David Stockman on The Coming Bond Bear Market… And What Comes Next
The comments below are an edited and abridged synopsis of an article by David Stockman
If you didn’t think the $70 trillion global bond market was worrying, last week’s yield surge was a wake-up call. From the 2.15% close one week earlier, the 10-year yield soared to a peak of 2.50%; and that 36 basis point gain was the culmination of a stunning 200 basis point rise from the cyclical low point (0.51%) recorded during July 2020.
The US economy, with $87 trillion in debt, representing a record 365% of GDP, can’t take much in the way of interest rate increases. But when the Fed is drastically behind the curve, and will be forced to brake hard in the coming months, you are talking about a recipe for financial carnage.
Of course, the Fed is just beginning to recognize the mess it is in. It has literally buried the bond market in false economics: Ultra-low nominal yields that cannot possibly withstand the inflationary gales coming down the pike.
Stockman discusses the real yield on the world’s benchmark bond; how the global bond market bubble is deflating at a fearsome pace; the Fed’s post March 2020 printathon that caused a radical plunge in mortgage rates triggering a speculative run-up in housing prices; and the corporate sector’s shrinking equity base.
Needless to say, Wall Street is sleepwalking.
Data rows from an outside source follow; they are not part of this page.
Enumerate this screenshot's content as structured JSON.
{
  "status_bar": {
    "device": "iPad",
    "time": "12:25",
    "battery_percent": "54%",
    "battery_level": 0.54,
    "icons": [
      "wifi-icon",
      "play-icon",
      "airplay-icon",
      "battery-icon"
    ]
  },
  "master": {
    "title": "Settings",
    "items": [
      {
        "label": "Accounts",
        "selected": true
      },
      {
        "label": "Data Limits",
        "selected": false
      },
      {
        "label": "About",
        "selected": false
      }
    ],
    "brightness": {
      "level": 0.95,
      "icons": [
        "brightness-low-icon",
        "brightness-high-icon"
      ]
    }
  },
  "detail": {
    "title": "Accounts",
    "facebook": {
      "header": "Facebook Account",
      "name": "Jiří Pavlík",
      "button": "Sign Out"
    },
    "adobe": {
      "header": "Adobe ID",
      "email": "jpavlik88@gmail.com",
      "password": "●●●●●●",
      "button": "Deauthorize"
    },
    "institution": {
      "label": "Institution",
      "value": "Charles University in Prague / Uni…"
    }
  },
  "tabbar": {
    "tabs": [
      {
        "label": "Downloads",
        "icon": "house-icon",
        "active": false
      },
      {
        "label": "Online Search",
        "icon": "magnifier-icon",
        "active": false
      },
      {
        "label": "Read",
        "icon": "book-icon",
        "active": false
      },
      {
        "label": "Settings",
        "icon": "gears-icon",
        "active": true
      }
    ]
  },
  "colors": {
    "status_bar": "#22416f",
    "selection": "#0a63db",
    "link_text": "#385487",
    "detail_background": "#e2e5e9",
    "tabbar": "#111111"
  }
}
As the bond bear gathers girth it will become increasingly obvious that we are in the early stages of a much larger, seismic shift not only in monetary policy, but in the state of the US economy.